I recently started studying Sustainable Environmental Systems at Pratt Institute. One of my classes focused on climate change and its social effects across the world. I started to connect the dots backward and question the impact of our work in facades and fenestration on our local communities.
I remember taking a career test when I was in middle school. The outcome? I had a supposed interest in becoming a forest ranger. This seemed odd to me--in that I lived in a large metropolitan city and had never been in a forest.
Prior to the summer of 2020 many people and organizations in the architecture/design industry spent time calling attention to the lack of diversity. While we are aware it affects many industries, I can only write and speak with accuracy to what happens in the industry I work in.
This newsletter is different from what you usually expect from SKINS. We are talking about human connection, communication, language, and broadening our understanding of how we move through the world and evolve with the new information we receive. How do these aspects relate to the AECO Industry?

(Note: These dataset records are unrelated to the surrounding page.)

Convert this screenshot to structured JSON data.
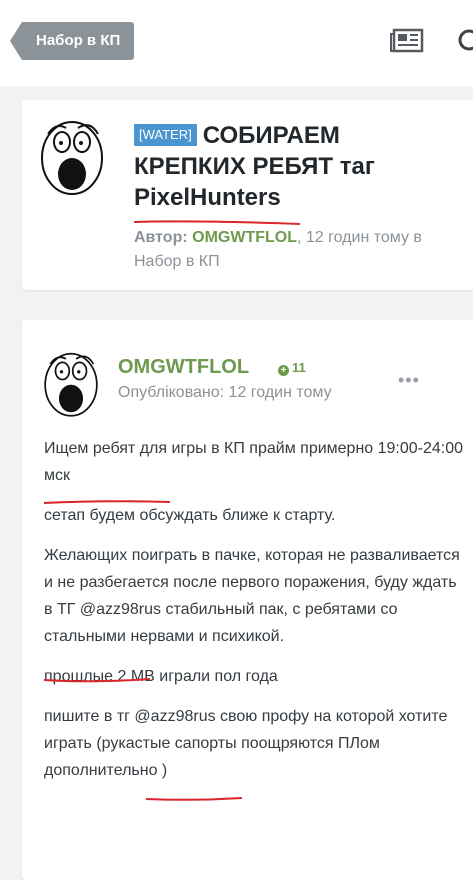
{
  "header": {
    "back_label": "Набор в КП",
    "icons": [
      "newspaper-icon",
      "search-icon"
    ]
  },
  "topic": {
    "tag": "[WATER]",
    "title": "СОБИРАЕМ КРЕПКИХ РЕБЯТ таг PixelHunters",
    "author_label": "Автор:",
    "author": "OMGWTFLOL",
    "time": ", 12 годин тому в",
    "forum": "Набор в КП"
  },
  "post": {
    "username": "OMGWTFLOL",
    "reputation": "11",
    "published": "Опубліковано: 12 годин тому",
    "menu": "•••",
    "paragraphs": [
      "Ищем ребят для игры в КП прайм примерно 19:00-24:00 мск",
      "сетап будем обсуждать ближе к старту.",
      "Желающих поиграть в пачке, которая не разваливается и не разбегается после первого поражения,  буду ждать в ТГ @azz98rus  стабильный пак, с ребятами со стальными нервами и психикой.",
      "прошлые 2 МВ играли пол года",
      "пишите в тг @azz98rus  свою профу на которой хотите играть (рукастые сапорты поощряются ПЛом дополнительно )"
    ]
  },
  "colors": {
    "accent_green": "#6f9a4e",
    "tag_blue": "#4a94cf",
    "annotation_red": "#d9262b"
  }
}
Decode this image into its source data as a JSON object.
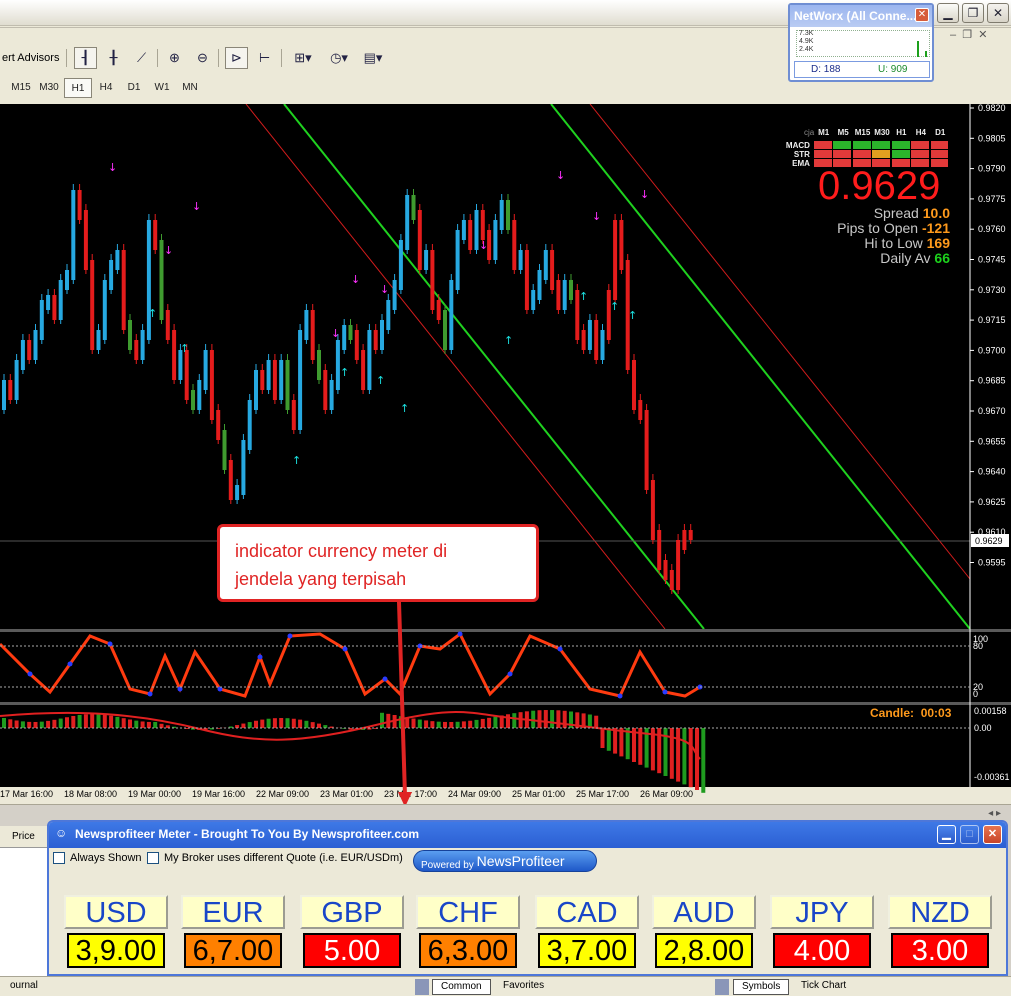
{
  "toolbar": {
    "expert_advisors_label": "ert Advisors",
    "timeframes": [
      "M15",
      "M30",
      "H1",
      "H4",
      "D1",
      "W1",
      "MN"
    ],
    "active_timeframe": "H1"
  },
  "networx": {
    "title": "NetWorx (All Conne...",
    "graph_labels": [
      "7.3K",
      "4.9K",
      "2.4K"
    ],
    "download": "D: 188",
    "upload": "U: 909"
  },
  "chart": {
    "price_scale": [
      "0.9820",
      "0.9805",
      "0.9790",
      "0.9775",
      "0.9760",
      "0.9745",
      "0.9730",
      "0.9715",
      "0.9700",
      "0.9685",
      "0.9670",
      "0.9655",
      "0.9640",
      "0.9625",
      "0.9610",
      "0.9595"
    ],
    "current_price_tag": "0.9629",
    "stoch_scale": [
      "100",
      "80",
      "20",
      "0"
    ],
    "macd_scale": [
      "0.00158",
      "0.00",
      "-0.00361"
    ],
    "time_axis": [
      "17 Mar 16:00",
      "18 Mar 08:00",
      "19 Mar 00:00",
      "19 Mar 16:00",
      "22 Mar 09:00",
      "23 Mar 01:00",
      "23 Mar 17:00",
      "24 Mar 09:00",
      "25 Mar 01:00",
      "25 Mar 17:00",
      "26 Mar 09:00"
    ],
    "candle_label": "Candle:",
    "candle_time": "00:03"
  },
  "dashboard": {
    "corner_label": "cja",
    "timeframes": [
      "M1",
      "M5",
      "M15",
      "M30",
      "H1",
      "H4",
      "D1"
    ],
    "rows": [
      {
        "label": "MACD",
        "colors": [
          "#e23a3a",
          "#2bb52b",
          "#2bb52b",
          "#2bb52b",
          "#2bb52b",
          "#e23a3a",
          "#e23a3a"
        ]
      },
      {
        "label": "STR",
        "colors": [
          "#e23a3a",
          "#e23a3a",
          "#e23a3a",
          "#e2a020",
          "#2bb52b",
          "#e23a3a",
          "#e23a3a"
        ]
      },
      {
        "label": "EMA",
        "colors": [
          "#e23a3a",
          "#e23a3a",
          "#e23a3a",
          "#e23a3a",
          "#e23a3a",
          "#e23a3a",
          "#e23a3a"
        ]
      }
    ],
    "big_price": "0.9629",
    "spread_label": "Spread",
    "spread_value": "10.0",
    "pips_label": "Pips to Open",
    "pips_value": "-121",
    "hilo_label": "Hi to Low",
    "hilo_value": "169",
    "daily_label": "Daily Av",
    "daily_value": "66"
  },
  "callout": {
    "line1": "indicator currency meter di",
    "line2": "jendela yang terpisah"
  },
  "left_panel": {
    "price_header": "Price"
  },
  "meter": {
    "title": "Newsprofiteer Meter - Brought To You By Newsprofiteer.com",
    "always_shown": "Always Shown",
    "broker_quote": "My Broker uses different Quote (i.e. EUR/USDm)",
    "powered_by": "Powered by",
    "brand": "NewsProfiteer",
    "currencies": [
      {
        "code": "USD",
        "value": "3,9.00",
        "color": "#ffff00"
      },
      {
        "code": "EUR",
        "value": "6,7.00",
        "color": "#ff8000"
      },
      {
        "code": "GBP",
        "value": "5.00",
        "color": "#ff0000"
      },
      {
        "code": "CHF",
        "value": "6,3.00",
        "color": "#ff8000"
      },
      {
        "code": "CAD",
        "value": "3,7.00",
        "color": "#ffff00"
      },
      {
        "code": "AUD",
        "value": "2,8.00",
        "color": "#ffff00"
      },
      {
        "code": "JPY",
        "value": "4.00",
        "color": "#ff0000"
      },
      {
        "code": "NZD",
        "value": "3.00",
        "color": "#ff0000"
      }
    ]
  },
  "status": {
    "journal": "ournal",
    "common": "Common",
    "favorites": "Favorites",
    "symbols": "Symbols",
    "tick_chart": "Tick Chart"
  }
}
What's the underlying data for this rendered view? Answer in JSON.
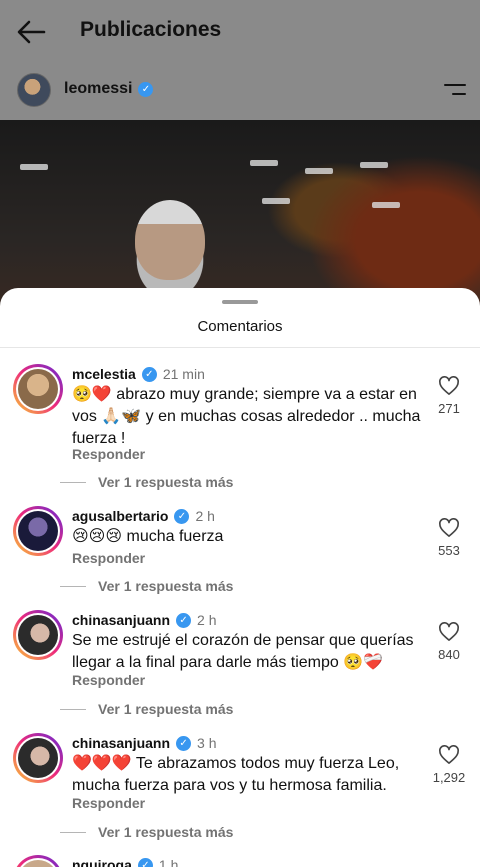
{
  "header": {
    "title": "Publicaciones",
    "username": "leomessi"
  },
  "sheet": {
    "title": "Comentarios"
  },
  "comments": [
    {
      "user": "mcelestia",
      "time": "21 min",
      "text": "🥺❤️ abrazo muy grande; siempre va a estar en vos 🙏🏻🦋 y en muchas cosas alrededor .. mucha fuerza !",
      "likes": "271",
      "reply": "Responder",
      "more": "Ver 1 respuesta más"
    },
    {
      "user": "agusalbertario",
      "time": "2 h",
      "text": "😢😢😢 mucha fuerza",
      "likes": "553",
      "reply": "Responder",
      "more": "Ver 1 respuesta más"
    },
    {
      "user": "chinasanjuann",
      "time": "2 h",
      "text": "Se me estrujé el corazón de pensar que querías llegar a la final para darle más tiempo 🥺❤️‍🩹",
      "likes": "840",
      "reply": "Responder",
      "more": "Ver 1 respuesta más"
    },
    {
      "user": "chinasanjuann",
      "time": "3 h",
      "text": "❤️❤️❤️ Te abrazamos todos muy fuerza Leo, mucha fuerza para vos y tu hermosa familia.",
      "likes": "1,292",
      "reply": "Responder",
      "more": "Ver 1 respuesta más"
    },
    {
      "user": "nquiroga",
      "time": "1 h"
    }
  ],
  "colors": {
    "verified": "#3897f0",
    "ring_start": "#f9ce34",
    "ring_end": "#6228d7"
  }
}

In architecture, the façade is often the defining aspect of a building’s appearance, establishing the building’s public persona. From an engineering perspective, the façade is an assembly of building components with a critical impact on a range of performative metrics.
What environmental impact does one object have on the world? This is the question at the core of life cycle assessments (LCA); the embodied carbon lens. ...the current architectural practice rarely provides enough time to explore this type of examination.
Precast Concrete Enclosures is an elective course taught by Assistant Professor Pablo Moyano Fernandez at Washington University in St. Louis. The primary goal of the course is to enable students to envision and materialize full-scale building envelopes using precast concrete.
There is a growing awareness and interest in understanding the carbon footprint of material manufacturing, opening doors to new opportunities in facade design and manufacturing innovation. There are steps and decisions we can make today to help fight climate change.
The focus of this issue of SKINS is on embodied carbon -- the carbon dioxide (CO₂) emissions associated with materials and construction processes throughout the whole lifecycle of a building or infrastructure.
This article explores the need for measurement and verification of building envelope and mechanical systems.
Ever-increasing performance requirements in the latest version of the energy codes are compelling project teams to consider the thermal performance of the building envelope more rigorously than ever before.
...the design and construction industries are notoriously resistant to change, putting them on a collision course with the many cities, states, and provinces that are moving ahead of national standards in keeping with declared intentions to dramatically cut their carbon emissions this decade.
This year's World Congress was presented online through a virtual platform providing a unique forum for a diverse cross section of the design and real estate communities to discuss the innovations and advancements revolutionizing the design and delivery of the building skin.
GlassBuild America is the largest annual gathering place for the entire glass, window and door industries in the Americas. Produced by the National Glass Association, GlassBuild America is where buyers and sellers meet and learn how to solve their most pressing challenges.
High Performance Façades: Delivering Better Thermal, Safety, and Acoustical Performance, Presented by the Facade Tectonics Institute
College of Fellows Keynote: ‘Things That Should Look Permanent Forever’: The Challenges of Preserving the Washington Metro
The Glass Performance Days (GPD) event in 2022 will celebrate its 29th year of service to the glass industry.
The leading and largest construction & design show for New York and the Tri-state area.